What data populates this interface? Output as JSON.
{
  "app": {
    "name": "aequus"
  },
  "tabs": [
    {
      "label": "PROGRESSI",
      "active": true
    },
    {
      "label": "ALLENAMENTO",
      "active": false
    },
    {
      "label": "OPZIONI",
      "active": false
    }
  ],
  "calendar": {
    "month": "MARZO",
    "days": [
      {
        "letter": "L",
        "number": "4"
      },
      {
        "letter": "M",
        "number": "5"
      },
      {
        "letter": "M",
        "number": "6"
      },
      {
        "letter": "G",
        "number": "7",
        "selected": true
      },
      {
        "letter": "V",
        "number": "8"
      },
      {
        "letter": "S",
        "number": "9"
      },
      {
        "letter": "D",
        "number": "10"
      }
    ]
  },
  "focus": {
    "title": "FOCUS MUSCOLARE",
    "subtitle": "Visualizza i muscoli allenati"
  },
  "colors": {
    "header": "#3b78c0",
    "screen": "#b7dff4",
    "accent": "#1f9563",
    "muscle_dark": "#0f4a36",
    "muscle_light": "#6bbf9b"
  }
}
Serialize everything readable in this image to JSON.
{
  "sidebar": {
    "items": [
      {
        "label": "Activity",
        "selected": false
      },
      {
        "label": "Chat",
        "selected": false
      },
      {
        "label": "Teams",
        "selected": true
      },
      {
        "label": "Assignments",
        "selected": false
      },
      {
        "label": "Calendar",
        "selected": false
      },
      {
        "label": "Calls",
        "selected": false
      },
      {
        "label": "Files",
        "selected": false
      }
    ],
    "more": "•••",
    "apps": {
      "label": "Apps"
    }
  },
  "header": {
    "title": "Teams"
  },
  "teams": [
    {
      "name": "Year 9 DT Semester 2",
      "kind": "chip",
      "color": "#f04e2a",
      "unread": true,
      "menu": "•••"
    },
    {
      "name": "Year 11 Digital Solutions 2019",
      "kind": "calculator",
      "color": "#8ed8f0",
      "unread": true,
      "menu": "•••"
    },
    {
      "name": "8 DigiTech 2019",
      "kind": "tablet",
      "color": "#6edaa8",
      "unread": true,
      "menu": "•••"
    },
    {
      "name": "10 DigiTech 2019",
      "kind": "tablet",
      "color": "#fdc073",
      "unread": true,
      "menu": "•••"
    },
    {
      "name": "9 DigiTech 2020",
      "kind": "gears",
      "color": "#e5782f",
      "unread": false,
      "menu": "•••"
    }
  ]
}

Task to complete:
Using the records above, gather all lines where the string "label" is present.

Result of this task:
      "label": "PROGRESSI",
      "label": "ALLENAMENTO",
      "label": "OPZIONI",
        "label": "Activity",
        "label": "Chat",
        "label": "Teams",
        "label": "Assignments",
        "label": "Calendar",
        "label": "Calls",
        "label": "Files",
      "label": "Apps"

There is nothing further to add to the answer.